USDA’s first crop production forecast based on actual field data is predicting a bin-busting corn crop this year while ethanol production is also on pace to be record high.
Corn production is forecast at a record 15.2 billion bushels, up 11 percent from last year with yields expected to average 175.1 bushels per acre, up 6.7 bushels from 2015. If realized, this will be the highest yield and production on record for the United States. Meanwhile, the U.S. ethanol industry is on pace to break production records this year, according to Department of Energy (DOE) projections released Tuesday. DOE projects 2016 ethanol production will average 980,000 barrels per day, or 15.1 billion gallons.
“This is shaping up to be an historic year,” said Renewable Fuels Association (RFA) president and CEO Bob Dinneen. “Just a decade ago, visionary leaders in the corn and ethanol industries established a goal to produce 15 billion bushels of corn and 15 billion gallons of ethanol by 2015. Ten years later, our nation’s farmers and ethanol producers have made that bold vision into a reality.”
The August World Agriculture Supply and Demand Estimates Report, also released Friday showing corn ending stocks for the 2016/17 marketing year are expected to be the highest in 29 years at 2.4 billion bushels while corn prices are expected to average just $3.15 per bushel, the lowest in 10 years. National Corn Growers Association president Chip Bowling says these numbers should “be a wake-up call for both Presidential campaigns regarding the economic challenges facing farmers and rural America….We need real solutions that help us access markets, expand biofuel use, and ensure a more sustainable future.”

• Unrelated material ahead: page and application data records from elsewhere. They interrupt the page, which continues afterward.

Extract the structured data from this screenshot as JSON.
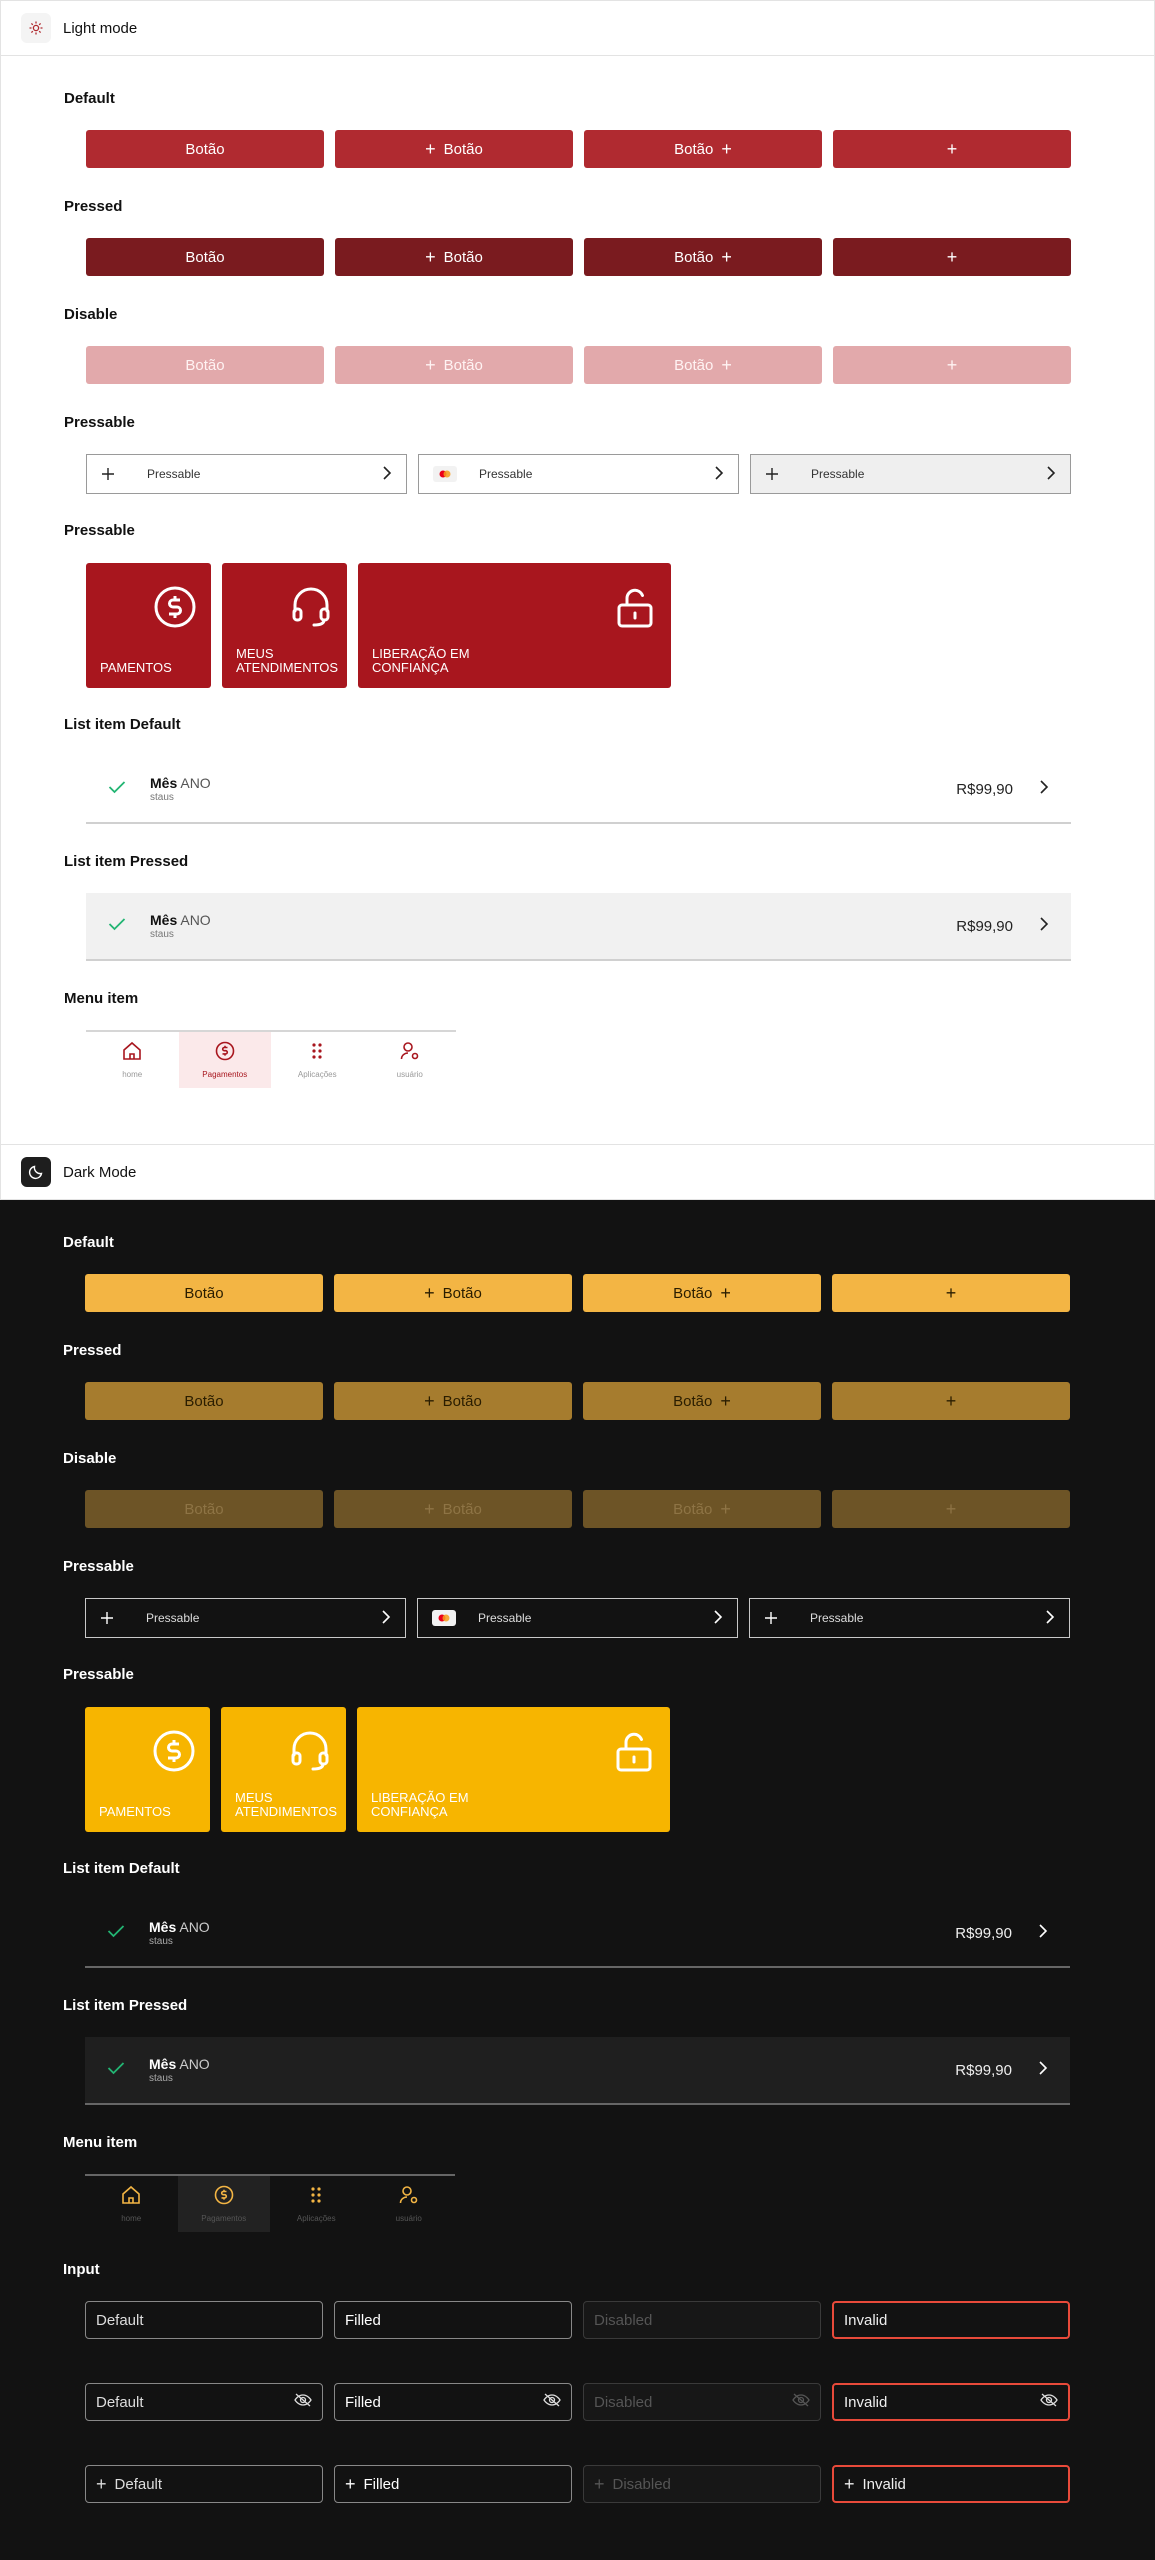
{
  "light": {
    "header_title": "Light mode",
    "header_icon": "sun-icon",
    "sections": {
      "default": "Default",
      "pressed": "Pressed",
      "disable": "Disable",
      "pressable_list": "Pressable",
      "pressable_tiles": "Pressable",
      "list_default": "List item Default",
      "list_pressed": "List item Pressed",
      "menu": "Menu item"
    }
  },
  "dark": {
    "header_title": "Dark Mode",
    "header_icon": "moon-icon",
    "sections": {
      "default": "Default",
      "pressed": "Pressed",
      "disable": "Disable",
      "pressable_list": "Pressable",
      "pressable_tiles": "Pressable",
      "list_default": "List item Default",
      "list_pressed": "List item Pressed",
      "menu": "Menu item",
      "input": "Input"
    }
  },
  "buttons": {
    "label": "Botão",
    "plus": "+"
  },
  "pressable": {
    "label": "Pressable"
  },
  "tiles": {
    "pagamentos": "PAMENTOS",
    "atendimentos": "MEUS ATENDIMENTOS",
    "liberacao": "LIBERAÇÃO EM CONFIANÇA"
  },
  "list_item": {
    "month": "Mês",
    "year": "ANO",
    "status": "staus",
    "price": "R$99,90"
  },
  "menu": {
    "home": "home",
    "pagamentos": "Pagamentos",
    "aplicacoes": "Aplicações",
    "usuario": "usuário"
  },
  "inputs": {
    "default": "Default",
    "filled": "Filled",
    "disabled": "Disabled",
    "invalid": "Invalid"
  },
  "colors": {
    "light_primary": "#b02a30",
    "light_pressed": "#7a1b1f",
    "light_disabled": "#e2a9ab",
    "dark_primary": "#f3b544",
    "dark_pressed": "#a67c2e",
    "dark_disabled": "#6d5426",
    "success": "#22b573",
    "error": "#e84a3a"
  }
}
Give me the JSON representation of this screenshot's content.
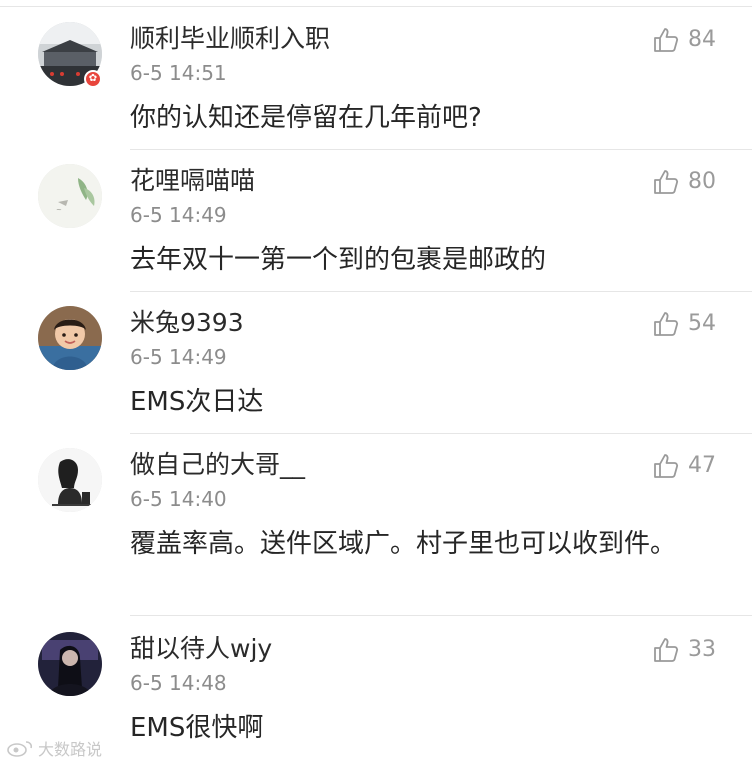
{
  "comments": [
    {
      "username": "顺利毕业顺利入职",
      "time": "6-5 14:51",
      "likes": "84",
      "text": "你的认知还是停留在几年前吧?",
      "badge": "✿"
    },
    {
      "username": "花哩嗝喵喵",
      "time": "6-5 14:49",
      "likes": "80",
      "text": "去年双十一第一个到的包裹是邮政的"
    },
    {
      "username": "米兔9393",
      "time": "6-5 14:49",
      "likes": "54",
      "text": "EMS次日达"
    },
    {
      "username": "做自己的大哥__",
      "time": "6-5 14:40",
      "likes": "47",
      "text": "覆盖率高。送件区域广。村子里也可以收到件。"
    },
    {
      "username": "甜以待人wjy",
      "time": "6-5 14:48",
      "likes": "33",
      "text": "EMS很快啊"
    }
  ],
  "watermark": {
    "text": "大数路说"
  },
  "icons": {
    "like": "thumbs-up-icon",
    "badge": "flower-badge-icon",
    "watermark": "weibo-logo-icon"
  }
}
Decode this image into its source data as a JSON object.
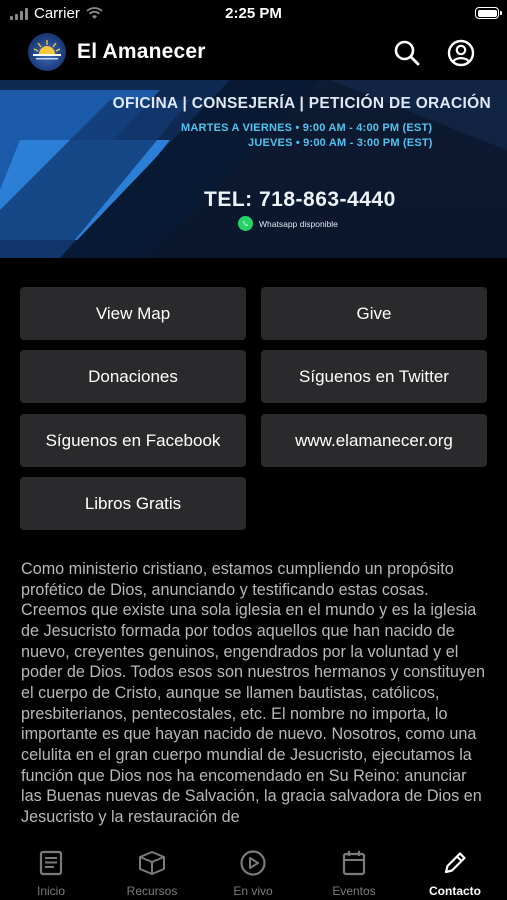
{
  "status_bar": {
    "carrier": "Carrier",
    "time": "2:25 PM"
  },
  "header": {
    "title": "El Amanecer"
  },
  "banner": {
    "title": "OFICINA | CONSEJERÍA | PETICIÓN DE ORACIÓN",
    "hours_row1": "MARTES A VIERNES  •  9:00 AM - 4:00 PM (EST)",
    "hours_row2": "JUEVES  •  9:00 AM - 3:00 PM (EST)",
    "tel": "TEL: 718-863-4440",
    "whatsapp": "Whatsapp disponible"
  },
  "buttons": [
    {
      "label": "View Map"
    },
    {
      "label": "Give"
    },
    {
      "label": "Donaciones"
    },
    {
      "label": "Síguenos en Twitter"
    },
    {
      "label": "Síguenos en Facebook"
    },
    {
      "label": "www.elamanecer.org"
    },
    {
      "label": "Libros Gratis"
    }
  ],
  "description": "Como ministerio cristiano, estamos cumpliendo un propósito profético de Dios, anunciando y testificando estas cosas. Creemos que existe una sola iglesia en el mundo y es la iglesia de Jesucristo formada por todos aquellos que han nacido de nuevo, creyentes genuinos, engendrados por la voluntad y el poder de Dios. Todos esos son nuestros hermanos y constituyen el cuerpo de Cristo, aunque se llamen bautistas, católicos, presbiterianos, pentecostales, etc. El nombre no importa, lo importante es que hayan nacido de nuevo. Nosotros, como una celulita en el gran cuerpo mundial de Jesucristo, ejecutamos la función que Dios nos ha encomendado en Su Reino: anunciar las Buenas nuevas de Salvación, la gracia salvadora de Dios en Jesucristo y la restauración de",
  "tabs": [
    {
      "label": "Inicio",
      "icon": "book-icon"
    },
    {
      "label": "Recursos",
      "icon": "box-icon"
    },
    {
      "label": "En vivo",
      "icon": "play-circle-icon"
    },
    {
      "label": "Eventos",
      "icon": "calendar-icon"
    },
    {
      "label": "Contacto",
      "icon": "pencil-icon",
      "active": true
    }
  ],
  "colors": {
    "background": "#000000",
    "button": "#2a2a2c",
    "accent_blue": "#52c2ee",
    "tab_inactive": "#7b7b7b"
  }
}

Both Dinneen and Bowling note that the record production numbers and low prices underscore the importance of continuing to implement the Renewable Fuel Standard (RFS) as intended by Congress while EPA’s proposal would reduce the 2017 RFS requirement for “renewable fuel” from 15.0 billion gallons to 14.8 billion gallons. “This is not the time to undermine demand for corn and tie the hands of the American farmer. Farmers and ethanol producers made investments and business decisions based on the 2007 law that expanded the RFS, and they expected EPA to follow Congress’ intent in implementing the program,” Dinneen said. “EPA’s proposal is limiting market opportunities for U.S. farmers at a time when the agricultural economy needs a boost.”